EXERCISE OBJECTIVE: The expected answer is every line of the material, reproduced exactly.

SUPPLIED DATA:
════════════════════

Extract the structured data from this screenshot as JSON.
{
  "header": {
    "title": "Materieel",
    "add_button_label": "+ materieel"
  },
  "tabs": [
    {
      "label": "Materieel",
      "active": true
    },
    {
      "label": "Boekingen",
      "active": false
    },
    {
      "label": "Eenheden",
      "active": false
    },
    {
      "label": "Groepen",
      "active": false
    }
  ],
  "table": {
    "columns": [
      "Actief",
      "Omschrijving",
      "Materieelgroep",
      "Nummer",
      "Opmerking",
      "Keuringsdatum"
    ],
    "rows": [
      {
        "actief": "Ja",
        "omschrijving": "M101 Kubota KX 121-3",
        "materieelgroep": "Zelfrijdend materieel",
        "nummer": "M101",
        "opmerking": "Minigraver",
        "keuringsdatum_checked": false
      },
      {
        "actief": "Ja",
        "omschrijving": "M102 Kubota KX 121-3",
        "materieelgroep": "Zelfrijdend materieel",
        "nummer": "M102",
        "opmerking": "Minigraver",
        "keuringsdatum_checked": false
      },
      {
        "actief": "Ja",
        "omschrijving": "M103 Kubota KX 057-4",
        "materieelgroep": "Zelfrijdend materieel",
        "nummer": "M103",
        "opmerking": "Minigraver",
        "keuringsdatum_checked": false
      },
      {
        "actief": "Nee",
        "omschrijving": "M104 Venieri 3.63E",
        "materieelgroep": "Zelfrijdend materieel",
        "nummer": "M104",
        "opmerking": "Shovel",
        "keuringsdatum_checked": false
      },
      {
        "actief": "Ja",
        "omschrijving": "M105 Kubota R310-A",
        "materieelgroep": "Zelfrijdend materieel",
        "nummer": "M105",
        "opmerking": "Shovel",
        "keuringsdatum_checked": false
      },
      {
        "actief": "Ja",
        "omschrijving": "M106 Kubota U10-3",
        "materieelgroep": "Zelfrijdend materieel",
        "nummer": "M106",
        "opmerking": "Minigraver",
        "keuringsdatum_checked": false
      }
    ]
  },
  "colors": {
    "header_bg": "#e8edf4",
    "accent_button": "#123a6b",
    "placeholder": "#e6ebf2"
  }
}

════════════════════

COMPLETED TASK:
Extract the structured data from this screenshot as JSON.
{
  "header": {
    "title": "Materieel",
    "add_button_label": "+ materieel"
  },
  "tabs": [
    {
      "label": "Materieel",
      "active": true
    },
    {
      "label": "Boekingen",
      "active": false
    },
    {
      "label": "Eenheden",
      "active": false
    },
    {
      "label": "Groepen",
      "active": false
    }
  ],
  "table": {
    "columns": [
      "Actief",
      "Omschrijving",
      "Materieelgroep",
      "Nummer",
      "Opmerking",
      "Keuringsdatum"
    ],
    "rows": [
      {
        "actief": "Ja",
        "omschrijving": "M101 Kubota KX 121-3",
        "materieelgroep": "Zelfrijdend materieel",
        "nummer": "M101",
        "opmerking": "Minigraver",
        "keuringsdatum_checked": false
      },
      {
        "actief": "Ja",
        "omschrijving": "M102 Kubota KX 121-3",
        "materieelgroep": "Zelfrijdend materieel",
        "nummer": "M102",
        "opmerking": "Minigraver",
        "keuringsdatum_checked": false
      },
      {
        "actief": "Ja",
        "omschrijving": "M103 Kubota KX 057-4",
        "materieelgroep": "Zelfrijdend materieel",
        "nummer": "M103",
        "opmerking": "Minigraver",
        "keuringsdatum_checked": false
      },
      {
        "actief": "Nee",
        "omschrijving": "M104 Venieri 3.63E",
        "materieelgroep": "Zelfrijdend materieel",
        "nummer": "M104",
        "opmerking": "Shovel",
        "keuringsdatum_checked": false
      },
      {
        "actief": "Ja",
        "omschrijving": "M105 Kubota R310-A",
        "materieelgroep": "Zelfrijdend materieel",
        "nummer": "M105",
        "opmerking": "Shovel",
        "keuringsdatum_checked": false
      },
      {
        "actief": "Ja",
        "omschrijving": "M106 Kubota U10-3",
        "materieelgroep": "Zelfrijdend materieel",
        "nummer": "M106",
        "opmerking": "Minigraver",
        "keuringsdatum_checked": false
      }
    ]
  },
  "colors": {
    "header_bg": "#e8edf4",
    "accent_button": "#123a6b",
    "placeholder": "#e6ebf2"
  }
}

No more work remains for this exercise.